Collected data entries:

··········

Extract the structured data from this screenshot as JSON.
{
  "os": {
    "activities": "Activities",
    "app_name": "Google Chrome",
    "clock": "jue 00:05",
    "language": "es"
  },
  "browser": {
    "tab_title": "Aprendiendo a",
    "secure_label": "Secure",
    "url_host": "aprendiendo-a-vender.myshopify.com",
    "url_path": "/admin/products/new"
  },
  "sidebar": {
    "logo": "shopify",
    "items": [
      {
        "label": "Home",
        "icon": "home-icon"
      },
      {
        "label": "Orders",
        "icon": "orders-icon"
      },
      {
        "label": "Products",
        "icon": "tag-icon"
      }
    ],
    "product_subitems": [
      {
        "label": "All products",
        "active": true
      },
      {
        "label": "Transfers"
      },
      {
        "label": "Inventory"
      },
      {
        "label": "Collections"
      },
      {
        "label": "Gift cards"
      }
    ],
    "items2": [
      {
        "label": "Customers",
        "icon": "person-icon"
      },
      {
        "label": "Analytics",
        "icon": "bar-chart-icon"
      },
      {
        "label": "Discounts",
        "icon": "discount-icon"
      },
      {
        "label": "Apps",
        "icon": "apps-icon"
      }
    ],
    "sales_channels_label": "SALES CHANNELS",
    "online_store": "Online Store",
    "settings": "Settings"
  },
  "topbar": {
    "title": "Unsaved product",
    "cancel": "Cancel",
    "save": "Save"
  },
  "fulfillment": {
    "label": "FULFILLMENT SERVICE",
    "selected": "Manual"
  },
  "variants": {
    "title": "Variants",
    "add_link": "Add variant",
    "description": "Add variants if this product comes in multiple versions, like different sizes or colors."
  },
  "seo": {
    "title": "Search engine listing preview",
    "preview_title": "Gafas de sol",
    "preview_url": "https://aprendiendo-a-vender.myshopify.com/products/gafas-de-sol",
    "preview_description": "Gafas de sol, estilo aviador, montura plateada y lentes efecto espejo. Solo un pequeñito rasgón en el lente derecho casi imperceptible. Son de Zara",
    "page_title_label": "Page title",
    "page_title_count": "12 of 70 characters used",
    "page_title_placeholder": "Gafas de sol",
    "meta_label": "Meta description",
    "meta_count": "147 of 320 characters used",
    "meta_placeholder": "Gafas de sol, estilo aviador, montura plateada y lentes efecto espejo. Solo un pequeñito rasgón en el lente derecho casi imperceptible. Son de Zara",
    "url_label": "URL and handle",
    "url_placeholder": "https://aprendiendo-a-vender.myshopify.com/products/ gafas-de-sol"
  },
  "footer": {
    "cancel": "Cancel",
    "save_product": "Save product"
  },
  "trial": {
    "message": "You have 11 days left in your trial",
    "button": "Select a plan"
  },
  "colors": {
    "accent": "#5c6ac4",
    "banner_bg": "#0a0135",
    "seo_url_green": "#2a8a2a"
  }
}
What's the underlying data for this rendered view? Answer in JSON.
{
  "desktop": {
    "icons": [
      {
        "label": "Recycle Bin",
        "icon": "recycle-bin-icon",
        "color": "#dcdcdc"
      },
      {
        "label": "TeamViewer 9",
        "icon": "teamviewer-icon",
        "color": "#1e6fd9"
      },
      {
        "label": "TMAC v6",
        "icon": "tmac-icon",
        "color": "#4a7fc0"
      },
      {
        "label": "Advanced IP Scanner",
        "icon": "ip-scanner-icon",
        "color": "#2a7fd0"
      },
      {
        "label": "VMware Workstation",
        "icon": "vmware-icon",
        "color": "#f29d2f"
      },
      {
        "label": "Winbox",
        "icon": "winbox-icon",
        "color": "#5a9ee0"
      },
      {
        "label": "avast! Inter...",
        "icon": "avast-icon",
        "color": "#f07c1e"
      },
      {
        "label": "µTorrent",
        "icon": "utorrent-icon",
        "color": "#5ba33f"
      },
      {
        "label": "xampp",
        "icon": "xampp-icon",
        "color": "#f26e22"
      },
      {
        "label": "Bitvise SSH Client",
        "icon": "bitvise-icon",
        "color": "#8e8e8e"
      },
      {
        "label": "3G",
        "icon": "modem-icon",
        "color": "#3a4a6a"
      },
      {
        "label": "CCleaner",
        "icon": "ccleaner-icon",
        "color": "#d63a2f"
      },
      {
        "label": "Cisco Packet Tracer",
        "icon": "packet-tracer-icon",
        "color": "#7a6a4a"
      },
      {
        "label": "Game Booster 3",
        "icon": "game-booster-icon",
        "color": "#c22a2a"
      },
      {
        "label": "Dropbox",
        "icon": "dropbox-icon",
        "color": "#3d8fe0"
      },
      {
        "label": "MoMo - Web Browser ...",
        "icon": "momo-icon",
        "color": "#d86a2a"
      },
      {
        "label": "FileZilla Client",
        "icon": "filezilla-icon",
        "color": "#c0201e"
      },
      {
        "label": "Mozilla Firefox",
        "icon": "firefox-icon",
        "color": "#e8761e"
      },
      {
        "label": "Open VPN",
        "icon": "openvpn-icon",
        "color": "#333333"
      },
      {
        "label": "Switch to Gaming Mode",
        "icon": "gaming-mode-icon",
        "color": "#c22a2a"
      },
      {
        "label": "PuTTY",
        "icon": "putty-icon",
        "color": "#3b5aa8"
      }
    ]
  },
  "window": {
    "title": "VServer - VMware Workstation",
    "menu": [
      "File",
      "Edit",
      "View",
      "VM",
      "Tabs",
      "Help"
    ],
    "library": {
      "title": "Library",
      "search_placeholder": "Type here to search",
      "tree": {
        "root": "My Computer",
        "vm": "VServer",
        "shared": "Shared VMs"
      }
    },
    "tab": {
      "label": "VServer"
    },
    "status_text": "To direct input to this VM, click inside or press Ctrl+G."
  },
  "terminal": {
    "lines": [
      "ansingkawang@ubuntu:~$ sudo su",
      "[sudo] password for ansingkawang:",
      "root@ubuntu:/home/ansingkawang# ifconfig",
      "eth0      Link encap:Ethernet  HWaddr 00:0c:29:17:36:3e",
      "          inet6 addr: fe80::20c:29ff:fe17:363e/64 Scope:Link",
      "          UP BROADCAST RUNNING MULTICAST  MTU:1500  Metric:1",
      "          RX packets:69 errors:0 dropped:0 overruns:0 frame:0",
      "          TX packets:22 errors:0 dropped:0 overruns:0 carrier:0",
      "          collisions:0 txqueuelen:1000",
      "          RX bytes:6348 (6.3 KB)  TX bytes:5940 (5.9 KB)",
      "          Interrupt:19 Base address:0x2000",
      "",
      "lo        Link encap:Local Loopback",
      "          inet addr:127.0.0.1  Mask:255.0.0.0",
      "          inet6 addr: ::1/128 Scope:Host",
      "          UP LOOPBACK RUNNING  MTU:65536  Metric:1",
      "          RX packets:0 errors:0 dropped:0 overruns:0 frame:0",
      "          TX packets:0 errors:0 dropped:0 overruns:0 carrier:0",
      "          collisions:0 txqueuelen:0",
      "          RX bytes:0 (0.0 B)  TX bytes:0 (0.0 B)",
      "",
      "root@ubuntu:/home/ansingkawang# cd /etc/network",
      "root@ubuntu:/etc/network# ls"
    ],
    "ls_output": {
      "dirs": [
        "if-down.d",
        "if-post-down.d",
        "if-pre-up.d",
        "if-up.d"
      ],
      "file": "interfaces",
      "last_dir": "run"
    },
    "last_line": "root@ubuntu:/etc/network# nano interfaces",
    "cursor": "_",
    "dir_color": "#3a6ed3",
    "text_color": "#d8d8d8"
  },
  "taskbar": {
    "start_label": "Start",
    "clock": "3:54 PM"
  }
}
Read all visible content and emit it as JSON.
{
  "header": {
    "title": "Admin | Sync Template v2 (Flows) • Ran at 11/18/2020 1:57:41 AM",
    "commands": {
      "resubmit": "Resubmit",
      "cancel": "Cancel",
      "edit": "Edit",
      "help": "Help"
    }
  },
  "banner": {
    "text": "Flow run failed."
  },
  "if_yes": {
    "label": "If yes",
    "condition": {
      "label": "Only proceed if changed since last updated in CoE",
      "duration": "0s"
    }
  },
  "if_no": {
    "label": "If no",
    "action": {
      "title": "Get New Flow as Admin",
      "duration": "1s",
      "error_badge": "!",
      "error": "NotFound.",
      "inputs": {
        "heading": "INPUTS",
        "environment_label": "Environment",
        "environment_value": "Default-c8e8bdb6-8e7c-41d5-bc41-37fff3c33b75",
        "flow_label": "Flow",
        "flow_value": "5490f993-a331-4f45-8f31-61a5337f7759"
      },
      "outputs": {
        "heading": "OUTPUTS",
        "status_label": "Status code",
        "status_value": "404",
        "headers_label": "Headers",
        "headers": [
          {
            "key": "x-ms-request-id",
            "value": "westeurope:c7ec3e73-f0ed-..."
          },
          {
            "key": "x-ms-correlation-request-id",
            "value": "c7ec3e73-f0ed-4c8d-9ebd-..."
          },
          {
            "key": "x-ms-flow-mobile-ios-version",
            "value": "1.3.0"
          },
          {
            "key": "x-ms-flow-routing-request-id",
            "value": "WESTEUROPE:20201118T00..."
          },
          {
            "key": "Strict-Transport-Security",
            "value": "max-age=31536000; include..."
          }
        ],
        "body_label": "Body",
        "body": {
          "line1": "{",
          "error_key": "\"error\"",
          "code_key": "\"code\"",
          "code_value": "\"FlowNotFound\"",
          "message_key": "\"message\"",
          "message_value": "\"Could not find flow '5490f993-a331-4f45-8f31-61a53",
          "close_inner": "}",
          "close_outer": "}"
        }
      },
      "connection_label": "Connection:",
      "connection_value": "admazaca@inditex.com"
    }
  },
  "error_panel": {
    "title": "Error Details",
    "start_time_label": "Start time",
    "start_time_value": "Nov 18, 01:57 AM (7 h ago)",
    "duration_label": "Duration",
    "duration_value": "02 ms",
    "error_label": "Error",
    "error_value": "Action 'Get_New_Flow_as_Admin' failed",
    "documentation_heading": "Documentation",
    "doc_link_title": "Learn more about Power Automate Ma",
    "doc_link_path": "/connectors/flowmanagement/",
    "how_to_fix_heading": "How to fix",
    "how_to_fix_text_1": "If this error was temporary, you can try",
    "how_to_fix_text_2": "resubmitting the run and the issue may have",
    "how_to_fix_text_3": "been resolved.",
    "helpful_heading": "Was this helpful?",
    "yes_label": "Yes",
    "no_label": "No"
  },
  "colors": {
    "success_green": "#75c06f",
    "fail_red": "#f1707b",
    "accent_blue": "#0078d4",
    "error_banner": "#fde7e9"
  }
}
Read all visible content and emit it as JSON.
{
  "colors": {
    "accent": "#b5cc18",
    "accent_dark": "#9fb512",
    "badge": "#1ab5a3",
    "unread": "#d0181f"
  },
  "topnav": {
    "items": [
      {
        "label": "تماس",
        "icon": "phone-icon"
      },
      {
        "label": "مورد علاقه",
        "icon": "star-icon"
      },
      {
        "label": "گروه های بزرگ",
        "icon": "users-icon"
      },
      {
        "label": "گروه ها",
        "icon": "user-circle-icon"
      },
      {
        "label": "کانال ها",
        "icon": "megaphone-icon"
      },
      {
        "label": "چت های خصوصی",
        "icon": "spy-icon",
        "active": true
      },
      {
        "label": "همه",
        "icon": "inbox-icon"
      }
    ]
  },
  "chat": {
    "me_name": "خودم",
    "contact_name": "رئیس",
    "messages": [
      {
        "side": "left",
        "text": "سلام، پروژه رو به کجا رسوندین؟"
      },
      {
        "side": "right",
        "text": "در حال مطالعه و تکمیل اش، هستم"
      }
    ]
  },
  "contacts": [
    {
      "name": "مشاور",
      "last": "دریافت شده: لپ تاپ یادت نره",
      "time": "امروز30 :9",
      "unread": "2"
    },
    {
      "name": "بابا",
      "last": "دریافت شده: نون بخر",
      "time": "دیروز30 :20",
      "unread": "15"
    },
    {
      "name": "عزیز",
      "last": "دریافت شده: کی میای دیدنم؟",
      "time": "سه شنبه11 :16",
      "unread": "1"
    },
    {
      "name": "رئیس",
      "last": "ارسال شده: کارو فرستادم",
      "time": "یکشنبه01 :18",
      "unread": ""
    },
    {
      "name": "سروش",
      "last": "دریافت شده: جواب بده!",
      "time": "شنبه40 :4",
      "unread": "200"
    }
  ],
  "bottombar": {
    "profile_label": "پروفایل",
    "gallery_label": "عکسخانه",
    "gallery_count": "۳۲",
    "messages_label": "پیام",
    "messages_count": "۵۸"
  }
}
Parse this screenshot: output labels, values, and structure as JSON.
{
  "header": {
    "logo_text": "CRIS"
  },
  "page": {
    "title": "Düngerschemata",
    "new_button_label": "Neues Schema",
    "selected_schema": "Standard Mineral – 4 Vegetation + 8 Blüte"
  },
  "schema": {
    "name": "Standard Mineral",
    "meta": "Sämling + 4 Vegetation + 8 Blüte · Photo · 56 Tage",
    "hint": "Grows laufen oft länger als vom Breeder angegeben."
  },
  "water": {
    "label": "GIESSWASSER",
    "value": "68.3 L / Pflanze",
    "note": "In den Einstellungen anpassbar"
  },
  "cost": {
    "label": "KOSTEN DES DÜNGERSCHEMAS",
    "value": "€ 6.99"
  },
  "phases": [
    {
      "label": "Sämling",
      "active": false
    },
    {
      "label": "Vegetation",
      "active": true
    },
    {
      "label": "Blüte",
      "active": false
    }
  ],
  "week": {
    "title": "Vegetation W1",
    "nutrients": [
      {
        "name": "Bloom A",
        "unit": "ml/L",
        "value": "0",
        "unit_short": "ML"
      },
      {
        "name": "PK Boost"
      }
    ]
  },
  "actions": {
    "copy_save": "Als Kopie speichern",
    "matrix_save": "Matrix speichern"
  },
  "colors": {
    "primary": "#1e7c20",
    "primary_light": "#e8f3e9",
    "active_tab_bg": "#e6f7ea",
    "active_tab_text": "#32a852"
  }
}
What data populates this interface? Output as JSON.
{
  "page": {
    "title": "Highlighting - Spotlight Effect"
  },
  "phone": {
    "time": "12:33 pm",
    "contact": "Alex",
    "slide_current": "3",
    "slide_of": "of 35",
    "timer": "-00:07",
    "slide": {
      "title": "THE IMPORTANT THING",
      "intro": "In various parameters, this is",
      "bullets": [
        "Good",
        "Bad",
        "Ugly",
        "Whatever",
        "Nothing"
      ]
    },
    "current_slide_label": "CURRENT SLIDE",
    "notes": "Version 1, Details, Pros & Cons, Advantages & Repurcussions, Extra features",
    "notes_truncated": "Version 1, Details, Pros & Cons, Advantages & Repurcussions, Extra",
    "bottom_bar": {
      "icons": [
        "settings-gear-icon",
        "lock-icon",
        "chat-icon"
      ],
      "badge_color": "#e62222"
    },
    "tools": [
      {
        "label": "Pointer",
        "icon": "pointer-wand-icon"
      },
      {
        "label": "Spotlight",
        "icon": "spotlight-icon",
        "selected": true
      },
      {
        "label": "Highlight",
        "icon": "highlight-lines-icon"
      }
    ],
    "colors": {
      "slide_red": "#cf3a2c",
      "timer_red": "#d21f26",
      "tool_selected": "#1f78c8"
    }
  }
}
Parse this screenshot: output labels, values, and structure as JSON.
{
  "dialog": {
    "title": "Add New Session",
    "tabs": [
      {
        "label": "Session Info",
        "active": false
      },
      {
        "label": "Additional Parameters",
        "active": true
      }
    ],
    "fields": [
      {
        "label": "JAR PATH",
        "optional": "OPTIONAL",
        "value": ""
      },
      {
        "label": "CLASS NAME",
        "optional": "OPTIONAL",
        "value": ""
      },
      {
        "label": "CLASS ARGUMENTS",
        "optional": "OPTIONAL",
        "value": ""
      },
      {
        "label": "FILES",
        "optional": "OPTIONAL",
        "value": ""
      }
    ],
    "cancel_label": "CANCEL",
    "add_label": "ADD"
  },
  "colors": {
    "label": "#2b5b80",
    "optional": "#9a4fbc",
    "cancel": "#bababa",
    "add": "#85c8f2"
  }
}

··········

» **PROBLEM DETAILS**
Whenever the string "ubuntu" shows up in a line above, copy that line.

» **REPLY TO THE EXERCISE**
      "ansingkawang@ubuntu:~$ sudo su",
      "root@ubuntu:/home/ansingkawang# ifconfig",
      "root@ubuntu:/home/ansingkawang# cd /etc/network",
      "root@ubuntu:/etc/network# ls"
    "last_line": "root@ubuntu:/etc/network# nano interfaces",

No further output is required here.